§ EXERCISE PROMPT:
Output the records exactly, with no line skipped.

(Page and application data records)
——

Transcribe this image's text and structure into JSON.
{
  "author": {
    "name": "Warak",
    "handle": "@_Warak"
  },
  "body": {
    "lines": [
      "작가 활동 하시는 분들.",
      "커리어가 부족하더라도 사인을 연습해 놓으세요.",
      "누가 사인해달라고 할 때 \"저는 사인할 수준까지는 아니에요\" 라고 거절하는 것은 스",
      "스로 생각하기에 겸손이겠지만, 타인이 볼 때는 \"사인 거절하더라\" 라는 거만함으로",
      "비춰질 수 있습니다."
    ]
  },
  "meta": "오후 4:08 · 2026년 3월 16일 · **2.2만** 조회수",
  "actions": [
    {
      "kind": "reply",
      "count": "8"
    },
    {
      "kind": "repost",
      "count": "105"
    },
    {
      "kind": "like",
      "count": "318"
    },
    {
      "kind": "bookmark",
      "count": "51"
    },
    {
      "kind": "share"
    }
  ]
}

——

§ TASK ANSWER:
Transcribe this image's text and structure into JSON.
{
  "author": {
    "name": "Warak",
    "handle": "@_Warak"
  },
  "body": {
    "lines": [
      "작가 활동 하시는 분들.",
      "커리어가 부족하더라도 사인을 연습해 놓으세요.",
      "누가 사인해달라고 할 때 \"저는 사인할 수준까지는 아니에요\" 라고 거절하는 것은 스",
      "스로 생각하기에 겸손이겠지만, 타인이 볼 때는 \"사인 거절하더라\" 라는 거만함으로",
      "비춰질 수 있습니다."
    ]
  },
  "meta": "오후 4:08 · 2026년 3월 16일 · **2.2만** 조회수",
  "actions": [
    {
      "kind": "reply",
      "count": "8"
    },
    {
      "kind": "repost",
      "count": "105"
    },
    {
      "kind": "like",
      "count": "318"
    },
    {
      "kind": "bookmark",
      "count": "51"
    },
    {
      "kind": "share"
    }
  ]
}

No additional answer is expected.